Writers in Residence

Better writing, better marks

Want to improve your writing?

Writers Katherine Clements and Gareth Creer are available during term-time to advise, on a one-to-one basis, students and staff on any aspects of their writing. Whether it's essays, reports, dissertations or other written work, Katherine and Gareth offer constructive tutorials of up to an hour about any aspect of your writing that you want to discuss.

Gareth CreerGareth Creer

Writer in Residence and Royal Literary Fund Fellow

Gareth can be found in Room C202A, Alfred Denny Building, and he is available on Mondays and Tuesdays. To book an appointment email g.creer@sheffield.ac.uk.

Gareth Creer is currently published by Faber & Faber under the pseudonym Adam Creed. His Staffe series of novels is translated into nine languages and will be screened by ITV as Dark Heart in the autumn of 2016. The series includes Suffer the Children, Willing Flesh, Pain of Death, Death in the Sun, and Kill and Tell. He has also had three literary novels under his own name published by Transworld: Skin and Bone, Cradle to Grave, and Big Sky.
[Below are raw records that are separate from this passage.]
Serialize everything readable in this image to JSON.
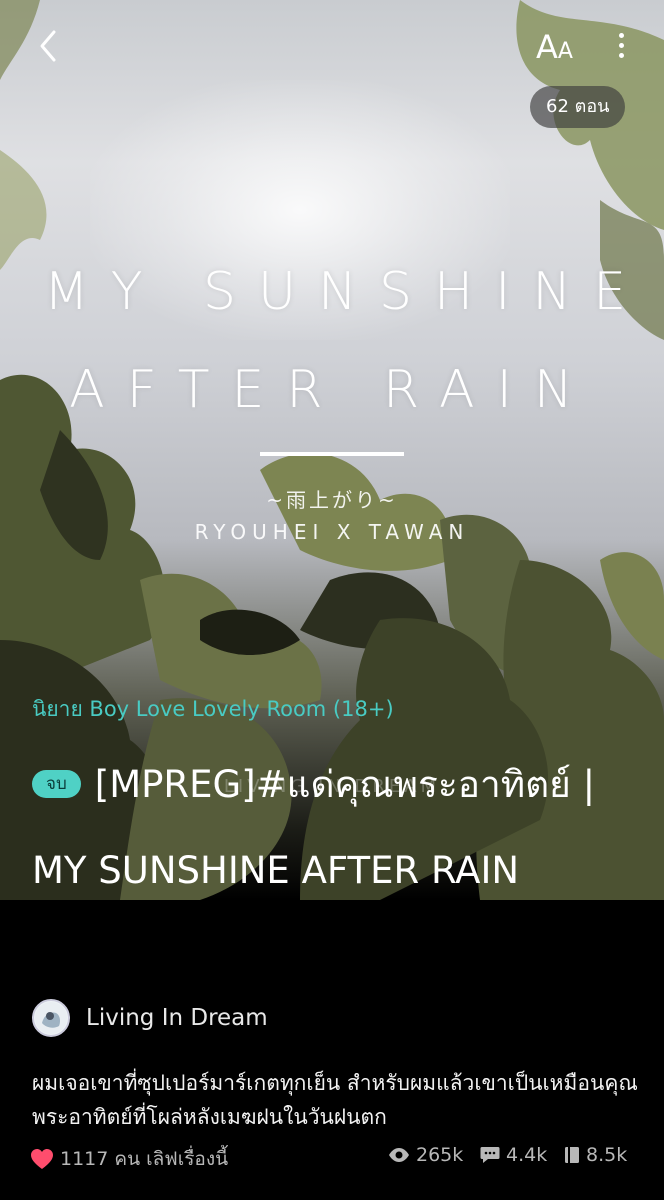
{
  "header": {
    "back_icon": "chevron-left-icon",
    "font_size_label_big": "A",
    "font_size_label_small": "A",
    "more_icon": "vertical-dots-icon",
    "episode_count": "62 ตอน"
  },
  "cover": {
    "title_line1": "MY SUNSHINE",
    "title_line2": "AFTER RAIN",
    "subtitle_jp": "~雨上がり~",
    "names": "RYOUHEI X TAWAN",
    "studio": "LIVING IN DREAM"
  },
  "novel": {
    "category": "นิยาย Boy Love Lovely Room (18+)",
    "status": "จบ",
    "title": "[MPREG]#แด่คุณพระอาทิตย์ | MY SUNSHINE AFTER RAIN",
    "author": "Living In Dream",
    "synopsis": "ผมเจอเขาที่ซุปเปอร์มาร์เกตทุกเย็น สำหรับผมแล้วเขาเป็นเหมือนคุณพระอาทิตย์ที่โผล่หลังเมฆฝนในวันฝนตก"
  },
  "stats": {
    "likes": "1117 คน เลิฟเรื่องนี้",
    "views": "265k",
    "comments": "4.4k",
    "bookmarks": "8.5k"
  },
  "colors": {
    "accent": "#4fd1c5",
    "category": "#49cbc3",
    "heart": "#ff4d6d",
    "muted": "#b8b8b8",
    "background": "#000000"
  }
}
For four years he was Writer in Residence at HMYOI Glen Parva, and then conceived and ran the Free To Write project, funded by the Paul Hamlyn Foundation, supporting inmates and ex-offenders in pursuit of their writing. Run in conjunction with HMP Liverpool and Merseyside Probation services, the project ran for six years and culminated in the Free To Write anthology, published by Headland in 2013.
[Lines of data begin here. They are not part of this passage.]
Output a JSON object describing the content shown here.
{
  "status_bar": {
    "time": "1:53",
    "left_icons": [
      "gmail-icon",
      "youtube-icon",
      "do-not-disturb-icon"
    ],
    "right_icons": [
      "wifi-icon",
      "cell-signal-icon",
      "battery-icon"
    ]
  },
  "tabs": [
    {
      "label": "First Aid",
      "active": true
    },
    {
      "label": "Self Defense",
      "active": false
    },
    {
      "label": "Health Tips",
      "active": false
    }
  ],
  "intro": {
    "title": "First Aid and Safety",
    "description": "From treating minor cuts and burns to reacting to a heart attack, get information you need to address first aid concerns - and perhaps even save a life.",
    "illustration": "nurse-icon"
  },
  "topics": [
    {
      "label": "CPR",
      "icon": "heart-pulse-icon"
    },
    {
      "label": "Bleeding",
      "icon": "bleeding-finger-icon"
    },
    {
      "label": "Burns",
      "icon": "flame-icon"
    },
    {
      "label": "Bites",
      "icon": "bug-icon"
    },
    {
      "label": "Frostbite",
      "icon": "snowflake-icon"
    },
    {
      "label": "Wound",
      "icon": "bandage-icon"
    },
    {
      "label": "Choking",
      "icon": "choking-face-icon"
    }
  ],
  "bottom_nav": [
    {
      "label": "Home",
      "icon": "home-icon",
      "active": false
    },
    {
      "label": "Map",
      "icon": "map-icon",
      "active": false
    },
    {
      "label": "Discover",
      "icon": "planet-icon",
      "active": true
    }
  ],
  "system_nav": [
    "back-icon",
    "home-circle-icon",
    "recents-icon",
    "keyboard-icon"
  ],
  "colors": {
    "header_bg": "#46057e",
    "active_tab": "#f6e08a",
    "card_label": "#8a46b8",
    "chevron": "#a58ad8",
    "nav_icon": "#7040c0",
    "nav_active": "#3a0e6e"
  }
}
He taught Creative Writing at Liverpool John Moores University for fourteen years and was Head of Writing at LJMU for seven years before retiring to concentrate on his own writing in 2014. He has written widely on the pedagogy of writing, most notably for Edinburgh University Press and Palgrave.

Jo BellJo Bell

Writer in Residence and Royal Literary Fund Fellow

Jo Bell is an award-winning poet described by the Poet Laureate, Carol Ann Duffy, as "one of the most exciting poets now writing". Her plaudits include the Charles Causley Prize, the Manchester Cathedral Prize and she has twice been longlisted for the National Poetry Prize. Her work has been broadcast on BBC Radio 4 and 6 Music Live, and as the flagship poem in a TV advertising campaign for the Nationwide building society. She appears in anthologies of bird poetry, poetry on popular culture and the Penguin anthology, The Poetry of Sex. Her latest collection Kith (Nine Arches Press, 2015) is described by broadcaster Stuart Maconie as "witty, sexy and deft".

For eighteen years Jo was a professional archaeologist, working in northern England, Turkey and Greece and later specialising in UK industrial archaeology. During a job curating a collection of historic narrow boats, she went native and has been a boat dweller since 2003. She was the inaugural Canal Laureate for the UK, appointed in 2012 by the Canal and River Trust.

For several years the director of National Poetry Day, Jo has also been a writer in residence at many locations including Glastonbury Festival. Known for her social media projects, in 2015 she received a Saboteur Award for her project 52, which encouraged people to write regularly for one year and led to a book, 52: Write a Poem a Week. Jo also writes and blogs on the practice of writing. Her latest title How To Be A Poet (with Jane Commane) will be published for Christmas 2017, and she is editing Candlestick Press’ short collection of Ten Sexy Poems.

Jo's work is based on plain language and clear, sincere expression - skills which she believes are transferable to any discipline. She looks forward to helping students communicate their best ideas in a clear and elegant way.